First of all, it is quite difficult to answer most of these questions without knowing, at least, the use case (gisting, post-editing, support…), context (freelance translation, non-translation-related business…), end-user/s (translators, customers…) and even the domain (general or domain-specific…).

But generally speaking, if the texts being translated don’t belong to any specific domain and there are no particular environment constraints (such as, for instance, running the engines offline for security reasons), I think proprietary and commercial MT solutions are most practical, as one can get good overall quality for a fraction of the cost of building an engine from scratch.

On the other hand, building a custom engine may be interesting if the output must be adapted to a specific domain in terms of terminology, style, etc. The degree of success of this adaptation usually depends more on the data used to train the models than on the architecture or algorithms themselves. So, if this would be your case, you might want to look at solutions that allow you to build engines with your own dataset without entering in all the implementation details.
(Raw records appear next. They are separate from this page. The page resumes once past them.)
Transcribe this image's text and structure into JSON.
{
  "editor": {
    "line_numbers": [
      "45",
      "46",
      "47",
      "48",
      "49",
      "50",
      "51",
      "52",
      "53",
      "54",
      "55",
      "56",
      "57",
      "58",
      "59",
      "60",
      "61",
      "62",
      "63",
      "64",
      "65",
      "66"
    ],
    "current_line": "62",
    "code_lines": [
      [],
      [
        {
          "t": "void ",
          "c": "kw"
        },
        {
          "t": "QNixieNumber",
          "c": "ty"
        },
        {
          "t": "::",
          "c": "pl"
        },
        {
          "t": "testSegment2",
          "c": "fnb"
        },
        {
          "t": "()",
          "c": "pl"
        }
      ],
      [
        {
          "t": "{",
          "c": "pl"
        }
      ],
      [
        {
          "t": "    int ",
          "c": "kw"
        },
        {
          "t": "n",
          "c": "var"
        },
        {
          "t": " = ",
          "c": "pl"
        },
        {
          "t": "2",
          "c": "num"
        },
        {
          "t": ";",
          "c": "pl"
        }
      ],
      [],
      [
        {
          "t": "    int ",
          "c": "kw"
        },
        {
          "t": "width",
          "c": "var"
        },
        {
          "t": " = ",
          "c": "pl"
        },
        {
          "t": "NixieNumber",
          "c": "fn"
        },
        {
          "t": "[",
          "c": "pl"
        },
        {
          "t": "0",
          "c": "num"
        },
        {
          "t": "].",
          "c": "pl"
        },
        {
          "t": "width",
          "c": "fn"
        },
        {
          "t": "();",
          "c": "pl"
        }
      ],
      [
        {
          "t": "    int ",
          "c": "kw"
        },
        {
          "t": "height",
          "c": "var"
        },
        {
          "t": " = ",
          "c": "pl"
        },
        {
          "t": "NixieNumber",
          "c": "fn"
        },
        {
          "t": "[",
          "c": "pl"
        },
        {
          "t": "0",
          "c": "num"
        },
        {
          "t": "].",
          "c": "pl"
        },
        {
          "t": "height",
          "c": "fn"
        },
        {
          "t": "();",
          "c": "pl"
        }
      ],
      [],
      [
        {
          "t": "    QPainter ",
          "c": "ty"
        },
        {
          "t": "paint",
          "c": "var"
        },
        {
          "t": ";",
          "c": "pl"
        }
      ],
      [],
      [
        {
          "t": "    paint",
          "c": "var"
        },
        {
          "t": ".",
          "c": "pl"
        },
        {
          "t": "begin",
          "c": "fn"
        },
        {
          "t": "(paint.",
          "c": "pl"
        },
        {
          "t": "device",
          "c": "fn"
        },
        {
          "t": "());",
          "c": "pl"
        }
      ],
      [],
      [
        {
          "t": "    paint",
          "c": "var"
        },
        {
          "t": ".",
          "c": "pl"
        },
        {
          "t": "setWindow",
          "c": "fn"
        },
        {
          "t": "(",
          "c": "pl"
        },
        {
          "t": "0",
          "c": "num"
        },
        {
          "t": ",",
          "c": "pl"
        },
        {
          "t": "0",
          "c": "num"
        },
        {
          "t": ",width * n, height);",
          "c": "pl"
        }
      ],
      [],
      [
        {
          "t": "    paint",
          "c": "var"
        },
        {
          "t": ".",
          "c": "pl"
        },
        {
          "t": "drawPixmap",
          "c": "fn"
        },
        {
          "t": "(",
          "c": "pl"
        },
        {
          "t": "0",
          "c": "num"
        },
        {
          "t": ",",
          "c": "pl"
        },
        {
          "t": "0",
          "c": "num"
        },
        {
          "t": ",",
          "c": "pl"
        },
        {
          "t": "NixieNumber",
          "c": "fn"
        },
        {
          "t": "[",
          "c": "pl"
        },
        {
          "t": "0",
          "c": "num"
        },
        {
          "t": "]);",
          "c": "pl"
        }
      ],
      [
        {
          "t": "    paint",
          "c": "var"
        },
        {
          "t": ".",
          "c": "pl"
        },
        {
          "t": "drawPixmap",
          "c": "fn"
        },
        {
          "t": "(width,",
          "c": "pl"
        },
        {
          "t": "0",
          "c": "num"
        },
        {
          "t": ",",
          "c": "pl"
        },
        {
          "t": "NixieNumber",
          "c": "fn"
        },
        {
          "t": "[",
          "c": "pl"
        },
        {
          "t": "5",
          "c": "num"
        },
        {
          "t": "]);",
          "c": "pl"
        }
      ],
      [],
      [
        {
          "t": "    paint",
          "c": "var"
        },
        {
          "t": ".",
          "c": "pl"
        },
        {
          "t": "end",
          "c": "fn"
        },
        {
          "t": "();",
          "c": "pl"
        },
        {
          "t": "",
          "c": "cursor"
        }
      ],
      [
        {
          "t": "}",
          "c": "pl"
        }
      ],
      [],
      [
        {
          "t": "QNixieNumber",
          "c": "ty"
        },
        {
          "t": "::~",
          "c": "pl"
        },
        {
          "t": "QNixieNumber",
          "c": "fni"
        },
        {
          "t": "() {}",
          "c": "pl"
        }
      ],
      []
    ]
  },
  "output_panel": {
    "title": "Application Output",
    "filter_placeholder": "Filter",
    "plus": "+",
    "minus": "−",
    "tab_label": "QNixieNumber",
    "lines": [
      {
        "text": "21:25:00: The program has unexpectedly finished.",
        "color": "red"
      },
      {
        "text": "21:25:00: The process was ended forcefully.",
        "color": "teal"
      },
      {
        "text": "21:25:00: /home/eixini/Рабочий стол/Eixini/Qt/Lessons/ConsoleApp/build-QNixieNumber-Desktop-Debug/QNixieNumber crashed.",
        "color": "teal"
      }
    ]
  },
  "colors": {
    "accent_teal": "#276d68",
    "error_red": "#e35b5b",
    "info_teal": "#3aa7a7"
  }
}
Finally, if the question is whether it is doable to build an engine with an open-source toolkit that produces acceptable quality for a given purpose, the answer is yes. In my opinion, OpenNMT is an excellent solution for this for so many reasons (customisation, domain-adaptation features, performance, community, documentation, etc.). If it is reasonable to do it, this just depends on the use case, the resources available, the technical expertise, etc.